═══ DATASET CONTENT

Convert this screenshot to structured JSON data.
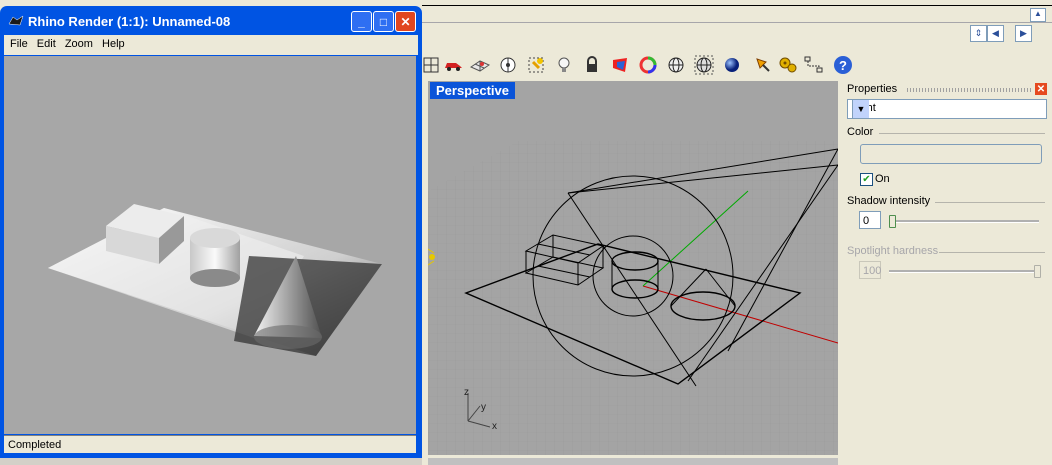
{
  "render_window": {
    "title": "Rhino Render (1:1): Unnamed-08",
    "menu": [
      "File",
      "Edit",
      "Zoom",
      "Help"
    ],
    "status": "Completed"
  },
  "viewport": {
    "title": "Perspective",
    "axis_labels": {
      "x": "x",
      "y": "y",
      "z": "z"
    }
  },
  "toolbar": {
    "icons": [
      "grid-icon",
      "car-icon",
      "mesh-icon",
      "target-icon",
      "spotlight-icon",
      "bulb-icon",
      "lock-icon",
      "material-icon",
      "color-wheel-icon",
      "sphere-wire-icon",
      "sphere-grid-icon",
      "sphere-render-icon",
      "pen-icon",
      "gear-icon",
      "nodes-icon",
      "help-icon"
    ]
  },
  "properties": {
    "header": "Properties",
    "selected": "Light",
    "color_label": "Color",
    "on_label": "On",
    "on_checked": true,
    "shadow_label": "Shadow intensity",
    "shadow_value": "0",
    "spot_label": "Spotlight hardness",
    "spot_value": "100",
    "shadow_level": 0,
    "spot_level": 1.0
  },
  "colors": {
    "titlebar": "#0054e3",
    "viewport_title": "#0a54d9",
    "x_axis": "#c00000",
    "y_axis": "#00aa00",
    "light_icon": "#e6c800"
  }
}
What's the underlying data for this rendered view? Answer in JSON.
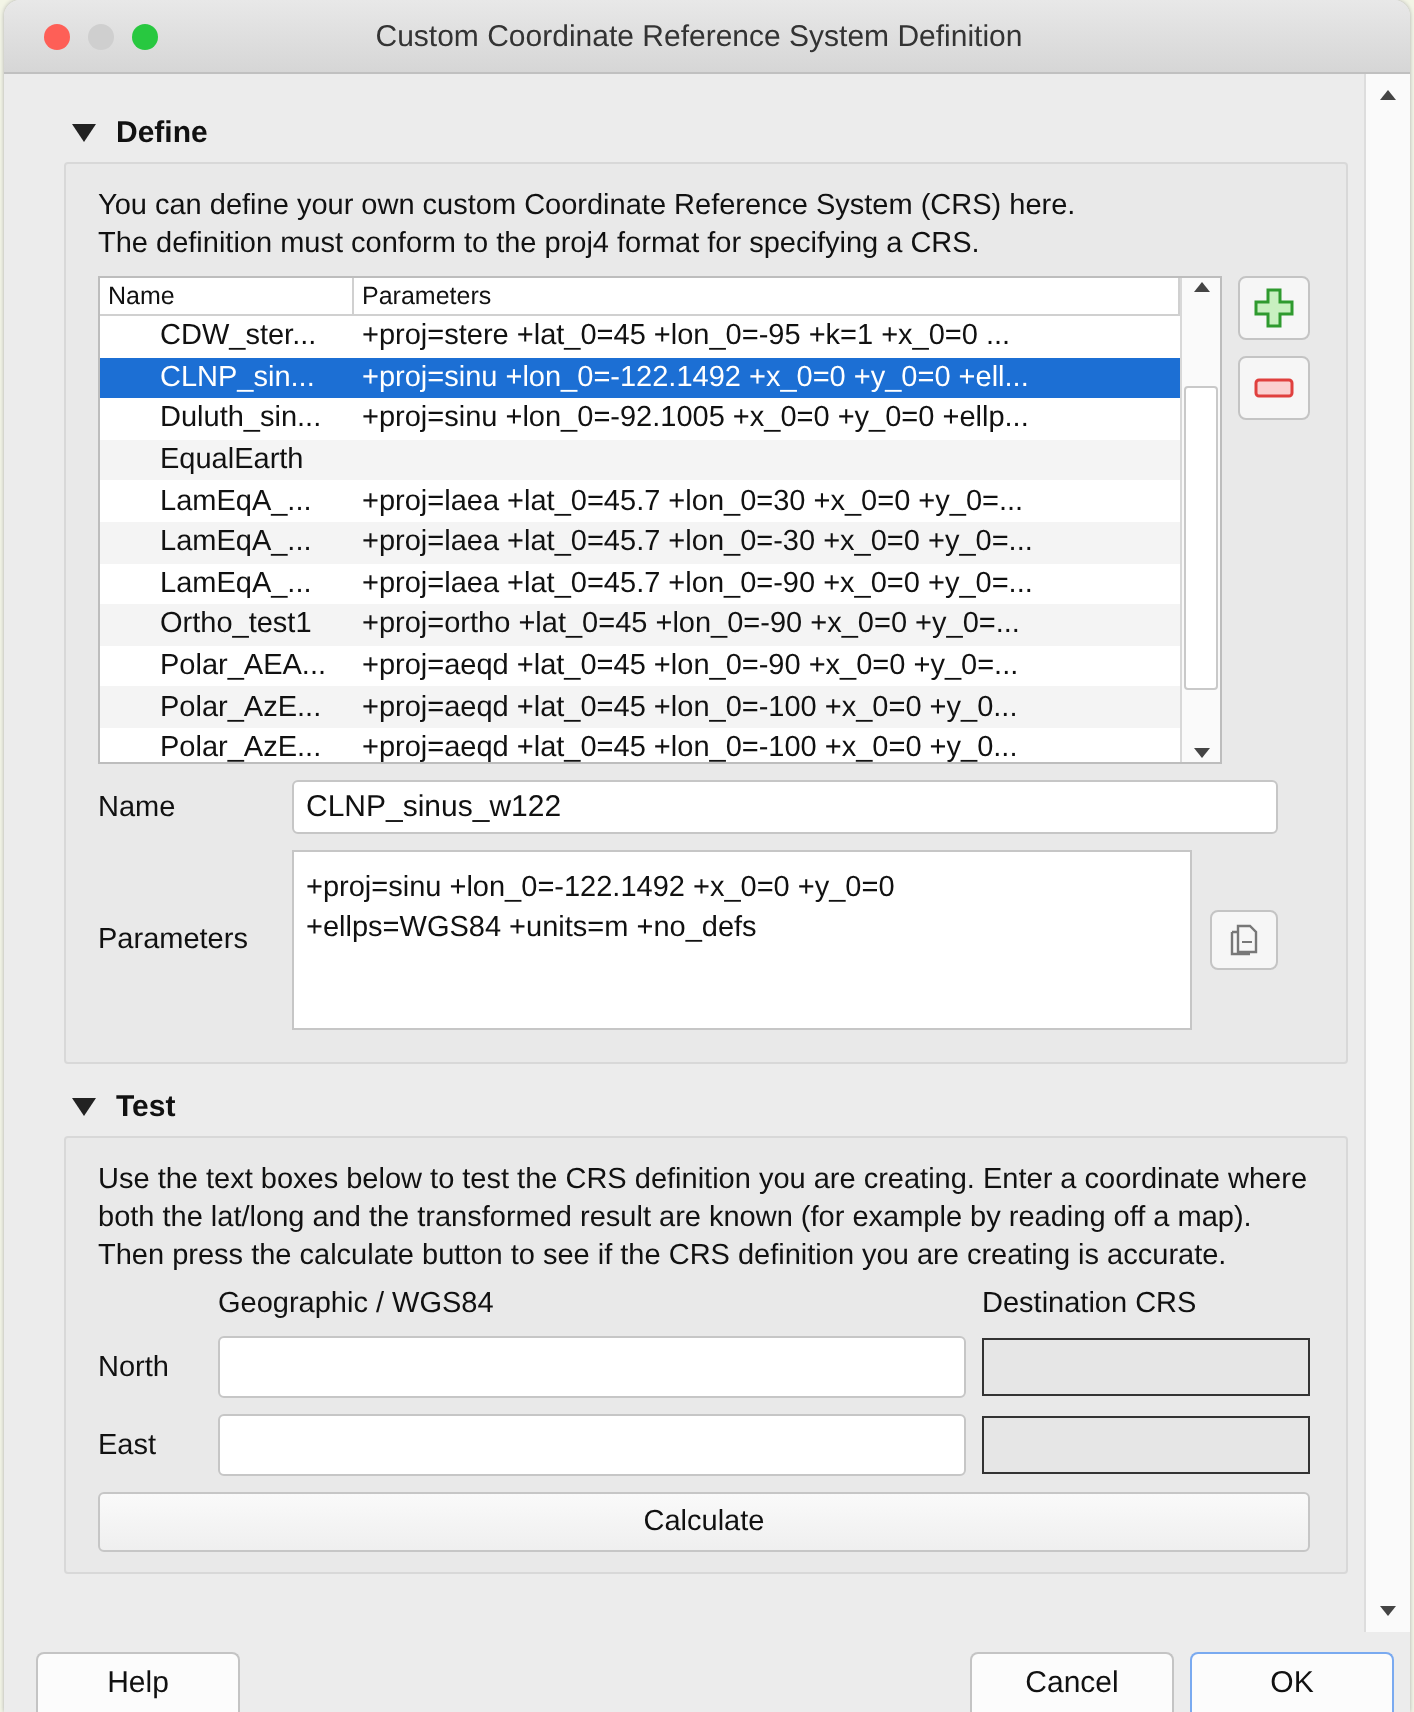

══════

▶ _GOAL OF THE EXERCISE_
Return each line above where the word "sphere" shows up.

▶ _ANSWER SPACE_
      "sphere-wire-icon",
      "sphere-grid-icon",
      "sphere-render-icon",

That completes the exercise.